_HOW TO COMPLETE THIS TASK_:
Report back each line of the records that contains the string "skip".

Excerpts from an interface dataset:
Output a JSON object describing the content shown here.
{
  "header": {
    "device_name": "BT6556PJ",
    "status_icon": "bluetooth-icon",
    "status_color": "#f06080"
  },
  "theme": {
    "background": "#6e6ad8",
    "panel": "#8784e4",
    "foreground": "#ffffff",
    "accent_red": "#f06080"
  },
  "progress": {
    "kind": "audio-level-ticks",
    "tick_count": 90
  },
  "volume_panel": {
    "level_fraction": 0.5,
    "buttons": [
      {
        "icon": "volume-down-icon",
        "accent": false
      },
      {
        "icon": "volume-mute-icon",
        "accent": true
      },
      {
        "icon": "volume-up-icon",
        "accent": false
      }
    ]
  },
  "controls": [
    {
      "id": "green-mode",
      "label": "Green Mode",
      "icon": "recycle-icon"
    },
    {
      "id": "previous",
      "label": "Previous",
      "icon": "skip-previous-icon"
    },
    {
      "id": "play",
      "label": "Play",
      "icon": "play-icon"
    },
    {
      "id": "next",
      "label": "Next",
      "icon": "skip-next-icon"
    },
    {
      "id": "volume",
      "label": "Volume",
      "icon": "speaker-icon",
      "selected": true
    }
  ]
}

_REPLY TO THE EXERCISE_:
      "icon": "skip-previous-icon"
      "icon": "skip-next-icon"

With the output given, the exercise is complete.